• _WHAT YOU SHOULD DO_: Copy all of the records below verbatim.

• _LISTED RECORDS_:

◇ ◇ ◇

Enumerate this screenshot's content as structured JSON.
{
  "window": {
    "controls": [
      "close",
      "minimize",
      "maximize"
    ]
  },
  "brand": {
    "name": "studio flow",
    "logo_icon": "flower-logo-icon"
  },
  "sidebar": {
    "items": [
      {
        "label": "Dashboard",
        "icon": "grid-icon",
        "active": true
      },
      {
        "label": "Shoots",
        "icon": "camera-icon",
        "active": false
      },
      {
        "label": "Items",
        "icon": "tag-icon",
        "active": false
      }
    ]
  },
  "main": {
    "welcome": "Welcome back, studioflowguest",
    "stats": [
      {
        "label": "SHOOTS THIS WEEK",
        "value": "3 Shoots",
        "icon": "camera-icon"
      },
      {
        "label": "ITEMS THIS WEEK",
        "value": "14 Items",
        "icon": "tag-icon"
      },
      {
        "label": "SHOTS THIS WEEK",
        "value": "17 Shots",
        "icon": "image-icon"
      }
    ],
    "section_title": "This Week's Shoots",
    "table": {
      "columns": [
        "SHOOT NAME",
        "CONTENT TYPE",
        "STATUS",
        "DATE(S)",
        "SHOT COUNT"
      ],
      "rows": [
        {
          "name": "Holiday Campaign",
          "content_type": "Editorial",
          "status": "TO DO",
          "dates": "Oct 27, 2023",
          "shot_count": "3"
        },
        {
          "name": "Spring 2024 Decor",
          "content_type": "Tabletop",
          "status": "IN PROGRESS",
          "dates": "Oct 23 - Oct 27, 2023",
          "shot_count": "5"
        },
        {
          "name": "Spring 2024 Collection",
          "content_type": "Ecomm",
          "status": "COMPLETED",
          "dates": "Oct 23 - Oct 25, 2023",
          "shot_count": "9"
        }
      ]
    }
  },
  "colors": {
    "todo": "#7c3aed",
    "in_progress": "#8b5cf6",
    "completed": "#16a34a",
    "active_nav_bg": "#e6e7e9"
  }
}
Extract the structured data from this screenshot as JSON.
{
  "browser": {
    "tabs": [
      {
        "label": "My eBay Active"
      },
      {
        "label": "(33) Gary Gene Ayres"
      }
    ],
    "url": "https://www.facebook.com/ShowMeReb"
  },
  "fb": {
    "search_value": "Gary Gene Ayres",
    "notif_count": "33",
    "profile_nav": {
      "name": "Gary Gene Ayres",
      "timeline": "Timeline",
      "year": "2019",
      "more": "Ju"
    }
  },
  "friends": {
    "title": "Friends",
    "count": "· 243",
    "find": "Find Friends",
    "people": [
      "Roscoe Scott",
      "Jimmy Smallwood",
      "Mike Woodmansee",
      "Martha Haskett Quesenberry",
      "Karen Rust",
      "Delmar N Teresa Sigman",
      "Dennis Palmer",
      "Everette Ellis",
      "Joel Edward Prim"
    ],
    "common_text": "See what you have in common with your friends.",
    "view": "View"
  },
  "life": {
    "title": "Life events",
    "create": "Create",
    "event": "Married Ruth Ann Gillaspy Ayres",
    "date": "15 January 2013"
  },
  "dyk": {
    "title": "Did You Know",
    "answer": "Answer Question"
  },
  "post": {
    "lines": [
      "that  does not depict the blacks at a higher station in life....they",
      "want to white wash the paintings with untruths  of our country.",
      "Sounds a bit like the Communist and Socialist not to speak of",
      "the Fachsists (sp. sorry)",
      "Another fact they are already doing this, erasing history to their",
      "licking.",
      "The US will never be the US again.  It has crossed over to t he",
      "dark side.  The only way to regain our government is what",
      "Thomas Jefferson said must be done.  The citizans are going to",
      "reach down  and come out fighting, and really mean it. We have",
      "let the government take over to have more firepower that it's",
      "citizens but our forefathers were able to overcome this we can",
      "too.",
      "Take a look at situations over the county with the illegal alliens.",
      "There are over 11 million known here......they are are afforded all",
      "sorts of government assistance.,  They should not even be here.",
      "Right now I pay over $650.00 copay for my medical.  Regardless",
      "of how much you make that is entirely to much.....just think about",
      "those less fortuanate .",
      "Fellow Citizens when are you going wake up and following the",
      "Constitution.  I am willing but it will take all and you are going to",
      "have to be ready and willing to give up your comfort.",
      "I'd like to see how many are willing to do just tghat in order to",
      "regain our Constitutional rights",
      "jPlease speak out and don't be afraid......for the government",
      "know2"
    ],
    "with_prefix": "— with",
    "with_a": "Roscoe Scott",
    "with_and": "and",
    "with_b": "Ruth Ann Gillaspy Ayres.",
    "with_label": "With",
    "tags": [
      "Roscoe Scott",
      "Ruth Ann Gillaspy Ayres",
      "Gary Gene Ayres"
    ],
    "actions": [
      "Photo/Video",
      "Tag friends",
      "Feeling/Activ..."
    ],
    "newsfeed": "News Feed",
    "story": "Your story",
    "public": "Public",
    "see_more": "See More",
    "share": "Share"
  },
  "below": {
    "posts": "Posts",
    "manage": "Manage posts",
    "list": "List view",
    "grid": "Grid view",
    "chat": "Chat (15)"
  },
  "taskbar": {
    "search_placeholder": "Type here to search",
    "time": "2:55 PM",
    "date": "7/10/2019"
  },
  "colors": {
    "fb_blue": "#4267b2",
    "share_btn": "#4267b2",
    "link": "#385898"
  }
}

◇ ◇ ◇

• _ANSWER TO THE EXERCISE_:
Enumerate this screenshot's content as structured JSON.
{
  "window": {
    "controls": [
      "close",
      "minimize",
      "maximize"
    ]
  },
  "brand": {
    "name": "studio flow",
    "logo_icon": "flower-logo-icon"
  },
  "sidebar": {
    "items": [
      {
        "label": "Dashboard",
        "icon": "grid-icon",
        "active": true
      },
      {
        "label": "Shoots",
        "icon": "camera-icon",
        "active": false
      },
      {
        "label": "Items",
        "icon": "tag-icon",
        "active": false
      }
    ]
  },
  "main": {
    "welcome": "Welcome back, studioflowguest",
    "stats": [
      {
        "label": "SHOOTS THIS WEEK",
        "value": "3 Shoots",
        "icon": "camera-icon"
      },
      {
        "label": "ITEMS THIS WEEK",
        "value": "14 Items",
        "icon": "tag-icon"
      },
      {
        "label": "SHOTS THIS WEEK",
        "value": "17 Shots",
        "icon": "image-icon"
      }
    ],
    "section_title": "This Week's Shoots",
    "table": {
      "columns": [
        "SHOOT NAME",
        "CONTENT TYPE",
        "STATUS",
        "DATE(S)",
        "SHOT COUNT"
      ],
      "rows": [
        {
          "name": "Holiday Campaign",
          "content_type": "Editorial",
          "status": "TO DO",
          "dates": "Oct 27, 2023",
          "shot_count": "3"
        },
        {
          "name": "Spring 2024 Decor",
          "content_type": "Tabletop",
          "status": "IN PROGRESS",
          "dates": "Oct 23 - Oct 27, 2023",
          "shot_count": "5"
        },
        {
          "name": "Spring 2024 Collection",
          "content_type": "Ecomm",
          "status": "COMPLETED",
          "dates": "Oct 23 - Oct 25, 2023",
          "shot_count": "9"
        }
      ]
    }
  },
  "colors": {
    "todo": "#7c3aed",
    "in_progress": "#8b5cf6",
    "completed": "#16a34a",
    "active_nav_bg": "#e6e7e9"
  }
}
Extract the structured data from this screenshot as JSON.
{
  "browser": {
    "tabs": [
      {
        "label": "My eBay Active"
      },
      {
        "label": "(33) Gary Gene Ayres"
      }
    ],
    "url": "https://www.facebook.com/ShowMeReb"
  },
  "fb": {
    "search_value": "Gary Gene Ayres",
    "notif_count": "33",
    "profile_nav": {
      "name": "Gary Gene Ayres",
      "timeline": "Timeline",
      "year": "2019",
      "more": "Ju"
    }
  },
  "friends": {
    "title": "Friends",
    "count": "· 243",
    "find": "Find Friends",
    "people": [
      "Roscoe Scott",
      "Jimmy Smallwood",
      "Mike Woodmansee",
      "Martha Haskett Quesenberry",
      "Karen Rust",
      "Delmar N Teresa Sigman",
      "Dennis Palmer",
      "Everette Ellis",
      "Joel Edward Prim"
    ],
    "common_text": "See what you have in common with your friends.",
    "view": "View"
  },
  "life": {
    "title": "Life events",
    "create": "Create",
    "event": "Married Ruth Ann Gillaspy Ayres",
    "date": "15 January 2013"
  },
  "dyk": {
    "title": "Did You Know",
    "answer": "Answer Question"
  },
  "post": {
    "lines": [
      "that  does not depict the blacks at a higher station in life....they",
      "want to white wash the paintings with untruths  of our country.",
      "Sounds a bit like the Communist and Socialist not to speak of",
      "the Fachsists (sp. sorry)",
      "Another fact they are already doing this, erasing history to their",
      "licking.",
      "The US will never be the US again.  It has crossed over to t he",
      "dark side.  The only way to regain our government is what",
      "Thomas Jefferson said must be done.  The citizans are going to",
      "reach down  and come out fighting, and really mean it. We have",
      "let the government take over to have more firepower that it's",
      "citizens but our forefathers were able to overcome this we can",
      "too.",
      "Take a look at situations over the county with the illegal alliens.",
      "There are over 11 million known here......they are are afforded all",
      "sorts of government assistance.,  They should not even be here.",
      "Right now I pay over $650.00 copay for my medical.  Regardless",
      "of how much you make that is entirely to much.....just think about",
      "those less fortuanate .",
      "Fellow Citizens when are you going wake up and following the",
      "Constitution.  I am willing but it will take all and you are going to",
      "have to be ready and willing to give up your comfort.",
      "I'd like to see how many are willing to do just tghat in order to",
      "regain our Constitutional rights",
      "jPlease speak out and don't be afraid......for the government",
      "know2"
    ],
    "with_prefix": "— with",
    "with_a": "Roscoe Scott",
    "with_and": "and",
    "with_b": "Ruth Ann Gillaspy Ayres.",
    "with_label": "With",
    "tags": [
      "Roscoe Scott",
      "Ruth Ann Gillaspy Ayres",
      "Gary Gene Ayres"
    ],
    "actions": [
      "Photo/Video",
      "Tag friends",
      "Feeling/Activ..."
    ],
    "newsfeed": "News Feed",
    "story": "Your story",
    "public": "Public",
    "see_more": "See More",
    "share": "Share"
  },
  "below": {
    "posts": "Posts",
    "manage": "Manage posts",
    "list": "List view",
    "grid": "Grid view",
    "chat": "Chat (15)"
  },
  "taskbar": {
    "search_placeholder": "Type here to search",
    "time": "2:55 PM",
    "date": "7/10/2019"
  },
  "colors": {
    "fb_blue": "#4267b2",
    "share_btn": "#4267b2",
    "link": "#385898"
  }
}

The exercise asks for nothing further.